▶ [Problem to solve] Type out all the records again exactly.

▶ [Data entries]
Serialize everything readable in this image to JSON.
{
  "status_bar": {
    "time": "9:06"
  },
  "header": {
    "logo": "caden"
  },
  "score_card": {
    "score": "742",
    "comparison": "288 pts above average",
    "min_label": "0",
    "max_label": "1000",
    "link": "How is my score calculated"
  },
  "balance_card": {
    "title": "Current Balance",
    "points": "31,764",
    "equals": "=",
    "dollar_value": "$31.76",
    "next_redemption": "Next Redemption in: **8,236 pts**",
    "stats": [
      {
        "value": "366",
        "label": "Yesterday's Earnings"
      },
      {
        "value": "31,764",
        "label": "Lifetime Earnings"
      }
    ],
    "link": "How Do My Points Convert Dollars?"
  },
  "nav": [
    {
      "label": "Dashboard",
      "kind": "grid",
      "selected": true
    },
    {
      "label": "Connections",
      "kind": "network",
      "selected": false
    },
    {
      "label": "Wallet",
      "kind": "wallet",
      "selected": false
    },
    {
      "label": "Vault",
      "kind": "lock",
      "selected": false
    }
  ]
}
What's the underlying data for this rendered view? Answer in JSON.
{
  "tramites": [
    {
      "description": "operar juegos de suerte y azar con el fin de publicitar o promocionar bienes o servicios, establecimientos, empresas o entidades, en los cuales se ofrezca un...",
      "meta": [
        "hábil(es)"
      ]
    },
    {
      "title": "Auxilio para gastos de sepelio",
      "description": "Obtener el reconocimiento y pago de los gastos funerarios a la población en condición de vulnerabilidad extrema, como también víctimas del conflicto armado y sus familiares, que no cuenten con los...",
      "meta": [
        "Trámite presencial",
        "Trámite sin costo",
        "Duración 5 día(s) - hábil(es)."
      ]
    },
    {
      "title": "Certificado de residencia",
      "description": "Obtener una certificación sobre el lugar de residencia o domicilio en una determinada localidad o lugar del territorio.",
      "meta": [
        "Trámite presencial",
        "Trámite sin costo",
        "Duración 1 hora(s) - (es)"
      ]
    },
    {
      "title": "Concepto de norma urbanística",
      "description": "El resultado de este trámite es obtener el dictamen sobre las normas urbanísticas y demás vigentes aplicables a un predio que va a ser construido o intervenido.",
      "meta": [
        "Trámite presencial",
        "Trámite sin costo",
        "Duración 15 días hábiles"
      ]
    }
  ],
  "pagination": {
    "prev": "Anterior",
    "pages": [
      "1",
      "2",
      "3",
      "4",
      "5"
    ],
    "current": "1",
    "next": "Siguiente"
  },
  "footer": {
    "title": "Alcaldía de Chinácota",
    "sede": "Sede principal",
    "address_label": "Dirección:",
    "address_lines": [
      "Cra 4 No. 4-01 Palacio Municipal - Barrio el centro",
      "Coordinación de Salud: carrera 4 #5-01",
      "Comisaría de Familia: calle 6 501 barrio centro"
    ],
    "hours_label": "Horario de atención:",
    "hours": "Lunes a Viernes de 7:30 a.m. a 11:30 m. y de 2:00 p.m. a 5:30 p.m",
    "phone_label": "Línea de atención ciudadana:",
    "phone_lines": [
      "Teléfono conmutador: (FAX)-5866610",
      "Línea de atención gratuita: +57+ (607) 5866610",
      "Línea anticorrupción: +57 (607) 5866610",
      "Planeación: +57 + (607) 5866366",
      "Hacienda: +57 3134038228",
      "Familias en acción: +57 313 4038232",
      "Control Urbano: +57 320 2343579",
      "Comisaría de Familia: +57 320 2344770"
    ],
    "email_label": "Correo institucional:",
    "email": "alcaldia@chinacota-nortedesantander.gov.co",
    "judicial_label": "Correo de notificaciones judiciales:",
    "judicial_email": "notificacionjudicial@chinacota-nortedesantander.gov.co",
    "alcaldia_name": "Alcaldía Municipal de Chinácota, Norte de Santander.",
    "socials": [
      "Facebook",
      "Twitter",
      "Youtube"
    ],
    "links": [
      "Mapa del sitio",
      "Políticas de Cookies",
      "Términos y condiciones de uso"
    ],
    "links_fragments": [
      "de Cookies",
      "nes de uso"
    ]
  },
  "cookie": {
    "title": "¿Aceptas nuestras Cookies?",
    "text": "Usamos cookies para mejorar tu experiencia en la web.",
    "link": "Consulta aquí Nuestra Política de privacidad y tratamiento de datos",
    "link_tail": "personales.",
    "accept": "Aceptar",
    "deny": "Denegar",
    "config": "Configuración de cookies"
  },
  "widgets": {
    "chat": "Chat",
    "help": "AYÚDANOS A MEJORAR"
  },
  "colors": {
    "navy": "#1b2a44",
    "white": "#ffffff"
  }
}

▶ [Finished task]
Serialize everything readable in this image to JSON.
{
  "status_bar": {
    "time": "9:06"
  },
  "header": {
    "logo": "caden"
  },
  "score_card": {
    "score": "742",
    "comparison": "288 pts above average",
    "min_label": "0",
    "max_label": "1000",
    "link": "How is my score calculated"
  },
  "balance_card": {
    "title": "Current Balance",
    "points": "31,764",
    "equals": "=",
    "dollar_value": "$31.76",
    "next_redemption": "Next Redemption in: **8,236 pts**",
    "stats": [
      {
        "value": "366",
        "label": "Yesterday's Earnings"
      },
      {
        "value": "31,764",
        "label": "Lifetime Earnings"
      }
    ],
    "link": "How Do My Points Convert Dollars?"
  },
  "nav": [
    {
      "label": "Dashboard",
      "kind": "grid",
      "selected": true
    },
    {
      "label": "Connections",
      "kind": "network",
      "selected": false
    },
    {
      "label": "Wallet",
      "kind": "wallet",
      "selected": false
    },
    {
      "label": "Vault",
      "kind": "lock",
      "selected": false
    }
  ]
}
What's the underlying data for this rendered view? Answer in JSON.
{
  "tramites": [
    {
      "description": "operar juegos de suerte y azar con el fin de publicitar o promocionar bienes o servicios, establecimientos, empresas o entidades, en los cuales se ofrezca un...",
      "meta": [
        "hábil(es)"
      ]
    },
    {
      "title": "Auxilio para gastos de sepelio",
      "description": "Obtener el reconocimiento y pago de los gastos funerarios a la población en condición de vulnerabilidad extrema, como también víctimas del conflicto armado y sus familiares, que no cuenten con los...",
      "meta": [
        "Trámite presencial",
        "Trámite sin costo",
        "Duración 5 día(s) - hábil(es)."
      ]
    },
    {
      "title": "Certificado de residencia",
      "description": "Obtener una certificación sobre el lugar de residencia o domicilio en una determinada localidad o lugar del territorio.",
      "meta": [
        "Trámite presencial",
        "Trámite sin costo",
        "Duración 1 hora(s) - (es)"
      ]
    },
    {
      "title": "Concepto de norma urbanística",
      "description": "El resultado de este trámite es obtener el dictamen sobre las normas urbanísticas y demás vigentes aplicables a un predio que va a ser construido o intervenido.",
      "meta": [
        "Trámite presencial",
        "Trámite sin costo",
        "Duración 15 días hábiles"
      ]
    }
  ],
  "pagination": {
    "prev": "Anterior",
    "pages": [
      "1",
      "2",
      "3",
      "4",
      "5"
    ],
    "current": "1",
    "next": "Siguiente"
  },
  "footer": {
    "title": "Alcaldía de Chinácota",
    "sede": "Sede principal",
    "address_label": "Dirección:",
    "address_lines": [
      "Cra 4 No. 4-01 Palacio Municipal - Barrio el centro",
      "Coordinación de Salud: carrera 4 #5-01",
      "Comisaría de Familia: calle 6 501 barrio centro"
    ],
    "hours_label": "Horario de atención:",
    "hours": "Lunes a Viernes de 7:30 a.m. a 11:30 m. y de 2:00 p.m. a 5:30 p.m",
    "phone_label": "Línea de atención ciudadana:",
    "phone_lines": [
      "Teléfono conmutador: (FAX)-5866610",
      "Línea de atención gratuita: +57+ (607) 5866610",
      "Línea anticorrupción: +57 (607) 5866610",
      "Planeación: +57 + (607) 5866366",
      "Hacienda: +57 3134038228",
      "Familias en acción: +57 313 4038232",
      "Control Urbano: +57 320 2343579",
      "Comisaría de Familia: +57 320 2344770"
    ],
    "email_label": "Correo institucional:",
    "email": "alcaldia@chinacota-nortedesantander.gov.co",
    "judicial_label": "Correo de notificaciones judiciales:",
    "judicial_email": "notificacionjudicial@chinacota-nortedesantander.gov.co",
    "alcaldia_name": "Alcaldía Municipal de Chinácota, Norte de Santander.",
    "socials": [
      "Facebook",
      "Twitter",
      "Youtube"
    ],
    "links": [
      "Mapa del sitio",
      "Políticas de Cookies",
      "Términos y condiciones de uso"
    ],
    "links_fragments": [
      "de Cookies",
      "nes de uso"
    ]
  },
  "cookie": {
    "title": "¿Aceptas nuestras Cookies?",
    "text": "Usamos cookies para mejorar tu experiencia en la web.",
    "link": "Consulta aquí Nuestra Política de privacidad y tratamiento de datos",
    "link_tail": "personales.",
    "accept": "Aceptar",
    "deny": "Denegar",
    "config": "Configuración de cookies"
  },
  "widgets": {
    "chat": "Chat",
    "help": "AYÚDANOS A MEJORAR"
  },
  "colors": {
    "navy": "#1b2a44",
    "white": "#ffffff"
  }
}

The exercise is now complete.